The problem with E is CCDS have accuracy problem and not latency issues. The latency stated in the stimulus is for the pilots who might have set the flight to auto pilot :(

Does anybody know OA for this.....I am not convinced with the one which I got. will post OA later


Reluctantly Chose C even though I hate impossible. The only reason is because it focuses on the accuracy of CCDS
Manager
Manager
avatar
Joined: 30 May 2009
Posts: 81
Followers: 1

Kudos [?]: 9 [0], given: 2

Re: CR: Global winds [#permalink] New post 30 May 2009, 14:02
i feel the ans is B as the question asks for a conclusion abt computer controlled system and not abt an air plane as it is mentioned in E.

also, the choice C states 2 severe weather conditions, wic is not quoted anywhr in the argument.

so ans should b B.
Manager
Manager
User avatar
Joined: 08 Feb 2009
Posts: 147
Schools: Anderson
Followers: 3

Kudos [?]: 32 [0], given: 3

Re: CR: Global winds [#permalink] New post 30 May 2009, 15:22
IMO the answer is E.

The stimulus has a reasonably broad scope, which is understood by "not entirely"...

C - ruled out because of its narrow scope.

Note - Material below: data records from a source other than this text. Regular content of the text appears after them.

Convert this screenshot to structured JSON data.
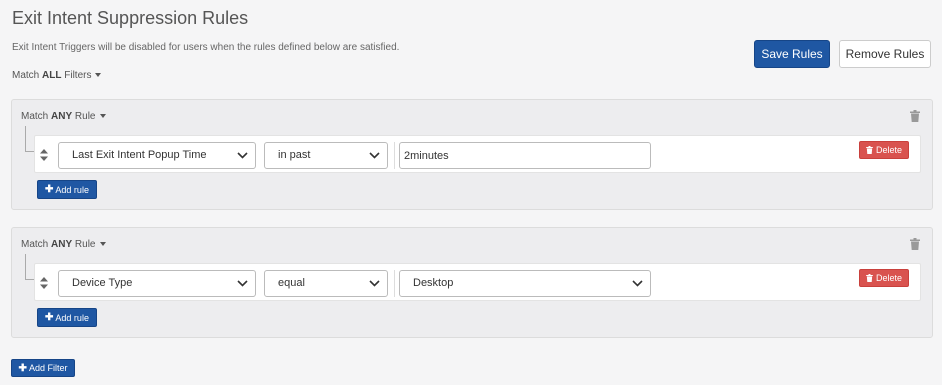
{
  "page": {
    "title": "Exit Intent Suppression Rules",
    "subtitle": "Exit Intent Triggers will be disabled for users when the rules defined below are satisfied.",
    "match_prefix": "Match",
    "match_mode": "ALL",
    "match_suffix": "Filters"
  },
  "toolbar": {
    "save_label": "Save Rules",
    "remove_label": "Remove Rules"
  },
  "groups": [
    {
      "match_prefix": "Match",
      "match_mode": "ANY",
      "match_suffix": "Rule",
      "rule": {
        "field": "Last Exit Intent Popup Time",
        "operator": "in past",
        "value": "2minutes",
        "value_type": "text",
        "delete_label": "Delete"
      },
      "add_rule_label": "Add rule"
    },
    {
      "match_prefix": "Match",
      "match_mode": "ANY",
      "match_suffix": "Rule",
      "rule": {
        "field": "Device Type",
        "operator": "equal",
        "value": "Desktop",
        "value_type": "select",
        "delete_label": "Delete"
      },
      "add_rule_label": "Add rule"
    }
  ],
  "footer": {
    "add_filter_label": "Add Filter"
  },
  "colors": {
    "primary": "#1f57a3",
    "danger": "#d9534f",
    "background": "#f5f5f6",
    "group_background": "#ededef"
  },
  "icons": [
    "trash-icon",
    "drag-handle-icon",
    "chevron-down-icon",
    "plus-icon",
    "caret-down-icon"
  ]
}
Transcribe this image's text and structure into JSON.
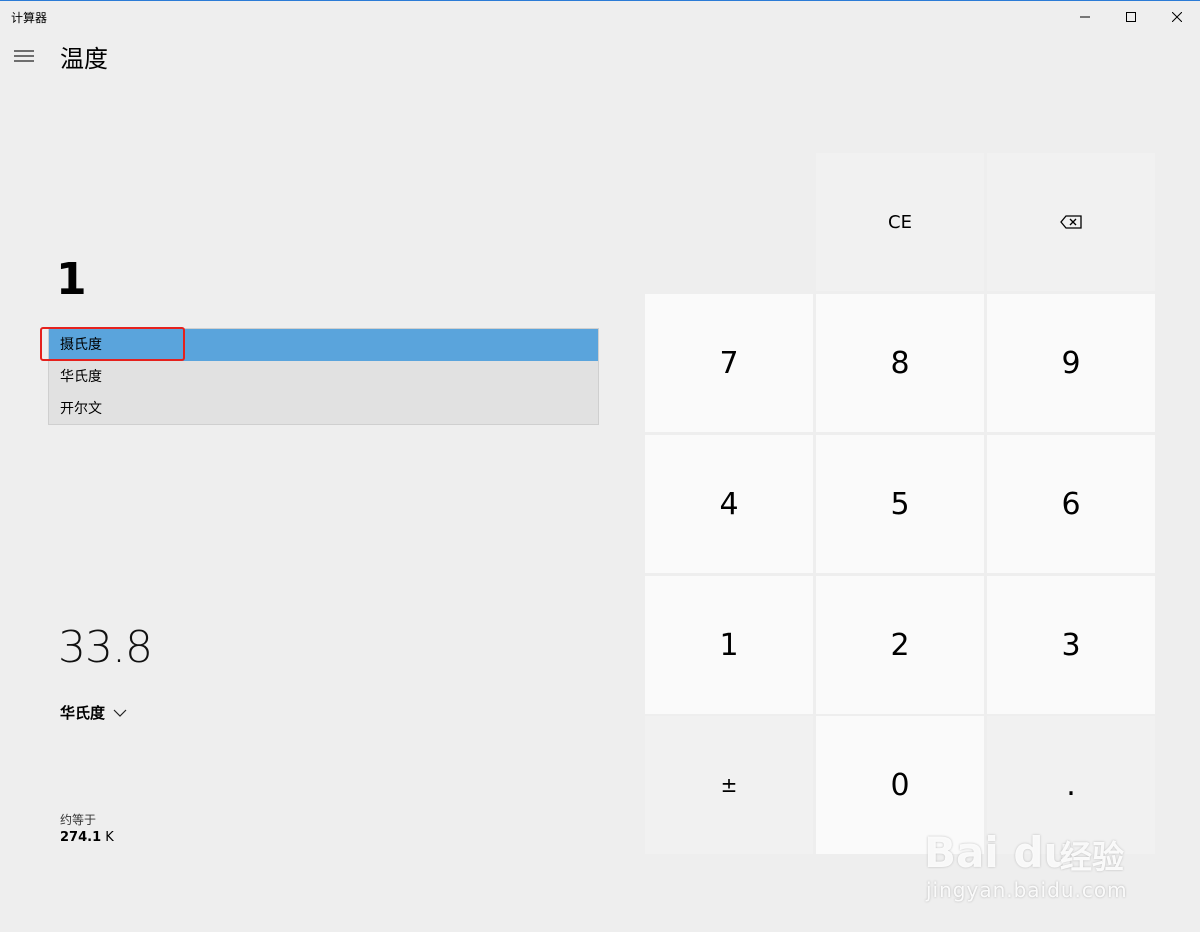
{
  "window": {
    "title": "计算器",
    "controls": [
      "minimize-icon",
      "maximize-icon",
      "close-icon"
    ],
    "accent": "#2b7bd6"
  },
  "header": {
    "menu_icon": "hamburger-icon",
    "mode_title": "温度"
  },
  "converter": {
    "from_value": "1",
    "unit_options": [
      "摄氏度",
      "华氏度",
      "开尔文"
    ],
    "selected_option_index": 0,
    "selection_color": "#5aa4dc",
    "to_value": "33.8",
    "to_unit": "华氏度",
    "approx_label": "约等于",
    "approx_value": "274.1",
    "approx_unit": " K"
  },
  "annotation": {
    "highlight_color": "#e5211d"
  },
  "keypad": {
    "ce": "CE",
    "backspace_icon": "backspace-icon",
    "keys": [
      "7",
      "8",
      "9",
      "4",
      "5",
      "6",
      "1",
      "2",
      "3",
      "±",
      "0",
      "."
    ]
  },
  "watermark": {
    "brand": "Bai du",
    "brand_cn": "经验",
    "url": "jingyan.baidu.com"
  }
}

Stimulus does leave a little scope for the possibility that CCDS works correctly in severe weather conditions.
Intern
Intern
avatar
Joined: 30 May 2009
Posts: 15
Followers: 0

Kudos [?]: 1 [0], given: 0

Re: CR: Global winds [#permalink] New post 30 May 2009, 21:31
My choice is B..

B does not talk about any other specific system so it is still in the scope..
Manager
Manager
avatar
Joined: 24 May 2009
Posts: 108
Followers: 1

Kudos [?]: 0 [0], given: 0

Re: CR: Global winds [#permalink] New post 08 Jun 2009, 04:02
It's E clearly
Director
Director
avatar
Joined: 05 Jun 2009
Posts: 852
WE 1: 7years (Financial Services - Consultant, BA)
Followers: 8

Kudos [?]: 181 [0], given: 106

GMAT Tests User
Re: CR: Global winds [#permalink] New post 08 Jun 2009, 08:39
Definitely E..

OA plz?

---
(1:45)
_________________

Consider kudos for the good post ... :beer
My debrief : journey-670-to-720-q50-v36-long-85083.html

Re: CR: Global winds   [#permalink] 08 Jun 2009, 08:39
    Similar topics Author Replies Last post
Similar
Topics:
Experts publish their posts in the topic The winds that howl across the Great Plains not only blow tcsing 4 19 Jan 2013, 22:55
1 In a blow to those who still harbored the illusion that sondenso 4 27 May 2008, 19:35
wind energy Amardeep Sharma 4 26 Nov 2007, 17:01
The winds that howl across the Great Plains not only blow bmwhype2 4 21 Jun 2007, 09:41
In a blow to those who still harbored the illusion that imaru 14 06 Dec 2006, 09:23
Display posts from previous: Sort by

Globe trade winds, such as those that blow around the Horn

  Question banks Downloads My Bookmarks Reviews Important topics  


GMAT Club MBA Forum Home| About| Privacy Policy| Terms and Conditions| GMAT Club Rules| Contact| Sitemap

Powered by phpBB © phpBB Group and phpBB SEO

Kindly note that the GMAT® test is a registered trademark of the Graduate Management Admission Council®, and this site has neither been reviewed nor endorsed by GMAC®.